:: SUPPLIED DATA

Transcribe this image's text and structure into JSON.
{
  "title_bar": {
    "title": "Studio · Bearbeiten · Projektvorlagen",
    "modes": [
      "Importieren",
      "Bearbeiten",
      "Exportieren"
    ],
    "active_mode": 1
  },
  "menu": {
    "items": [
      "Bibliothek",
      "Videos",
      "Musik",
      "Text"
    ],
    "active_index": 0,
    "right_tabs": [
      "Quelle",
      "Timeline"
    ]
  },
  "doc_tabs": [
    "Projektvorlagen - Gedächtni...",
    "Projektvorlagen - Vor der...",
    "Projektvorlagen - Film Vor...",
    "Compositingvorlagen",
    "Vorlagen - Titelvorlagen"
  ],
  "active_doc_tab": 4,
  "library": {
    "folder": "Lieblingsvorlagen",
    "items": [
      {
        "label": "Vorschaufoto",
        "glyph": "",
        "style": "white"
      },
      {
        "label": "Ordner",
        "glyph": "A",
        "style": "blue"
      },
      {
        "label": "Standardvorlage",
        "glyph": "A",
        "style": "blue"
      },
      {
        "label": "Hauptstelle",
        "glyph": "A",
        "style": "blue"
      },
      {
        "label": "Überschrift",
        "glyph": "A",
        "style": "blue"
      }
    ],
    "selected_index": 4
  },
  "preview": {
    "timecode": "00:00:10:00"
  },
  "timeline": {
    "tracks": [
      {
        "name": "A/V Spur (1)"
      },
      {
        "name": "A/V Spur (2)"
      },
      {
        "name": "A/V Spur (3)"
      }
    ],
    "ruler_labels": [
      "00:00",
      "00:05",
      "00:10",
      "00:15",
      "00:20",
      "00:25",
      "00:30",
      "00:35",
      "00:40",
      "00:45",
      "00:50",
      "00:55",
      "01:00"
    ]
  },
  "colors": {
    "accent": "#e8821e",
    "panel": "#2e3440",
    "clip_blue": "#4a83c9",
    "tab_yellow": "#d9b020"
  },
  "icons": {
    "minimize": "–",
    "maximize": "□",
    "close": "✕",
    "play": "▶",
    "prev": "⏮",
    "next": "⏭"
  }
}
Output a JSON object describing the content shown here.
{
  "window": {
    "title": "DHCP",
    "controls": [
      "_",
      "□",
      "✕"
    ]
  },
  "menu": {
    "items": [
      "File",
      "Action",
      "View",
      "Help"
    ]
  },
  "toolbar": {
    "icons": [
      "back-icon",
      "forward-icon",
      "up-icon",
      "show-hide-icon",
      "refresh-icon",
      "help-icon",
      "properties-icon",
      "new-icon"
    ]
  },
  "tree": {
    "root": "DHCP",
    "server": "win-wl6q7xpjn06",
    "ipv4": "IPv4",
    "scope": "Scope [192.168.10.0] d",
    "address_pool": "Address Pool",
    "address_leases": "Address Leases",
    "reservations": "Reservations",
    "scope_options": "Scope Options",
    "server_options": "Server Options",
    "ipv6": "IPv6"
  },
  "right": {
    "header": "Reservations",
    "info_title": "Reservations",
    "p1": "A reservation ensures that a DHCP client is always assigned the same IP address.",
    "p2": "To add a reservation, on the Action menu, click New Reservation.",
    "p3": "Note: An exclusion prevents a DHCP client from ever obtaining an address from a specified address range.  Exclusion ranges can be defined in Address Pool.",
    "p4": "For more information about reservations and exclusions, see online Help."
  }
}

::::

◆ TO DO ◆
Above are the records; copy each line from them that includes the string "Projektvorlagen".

◆ RESPONSE AREA ◆
    "title": "Studio · Bearbeiten · Projektvorlagen",
    "Projektvorlagen - Gedächtni...",
    "Projektvorlagen - Vor der...",
    "Projektvorlagen - Film Vor...",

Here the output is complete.